DATA PROVIDED:
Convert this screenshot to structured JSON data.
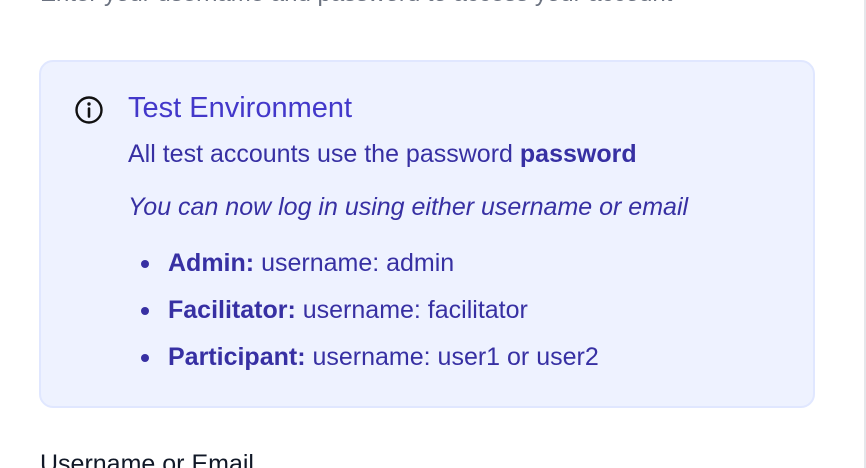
{
  "header": {
    "subtitle": "Enter your username and password to access your account"
  },
  "alert": {
    "icon": "info-circle-icon",
    "title": "Test Environment",
    "password_text": "All test accounts use the password",
    "password_value": "password",
    "login_note": "You can now log in using either username or email",
    "accounts": [
      {
        "role": "Admin:",
        "detail": "username: admin"
      },
      {
        "role": "Facilitator:",
        "detail": "username: facilitator"
      },
      {
        "role": "Participant:",
        "detail": "username: user1 or user2"
      }
    ],
    "colors": {
      "background": "#eef2ff",
      "border": "#e0e7ff",
      "title": "#4338ca",
      "text": "#3730a3"
    }
  },
  "form": {
    "username_label": "Username or Email"
  }
}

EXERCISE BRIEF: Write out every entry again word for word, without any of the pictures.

ANSWER:
Convert this screenshot to structured JSON data.
{
  "header": {
    "subtitle": "Enter your username and password to access your account"
  },
  "alert": {
    "icon": "info-circle-icon",
    "title": "Test Environment",
    "password_text": "All test accounts use the password",
    "password_value": "password",
    "login_note": "You can now log in using either username or email",
    "accounts": [
      {
        "role": "Admin:",
        "detail": "username: admin"
      },
      {
        "role": "Facilitator:",
        "detail": "username: facilitator"
      },
      {
        "role": "Participant:",
        "detail": "username: user1 or user2"
      }
    ],
    "colors": {
      "background": "#eef2ff",
      "border": "#e0e7ff",
      "title": "#4338ca",
      "text": "#3730a3"
    }
  },
  "form": {
    "username_label": "Username or Email"
  }
}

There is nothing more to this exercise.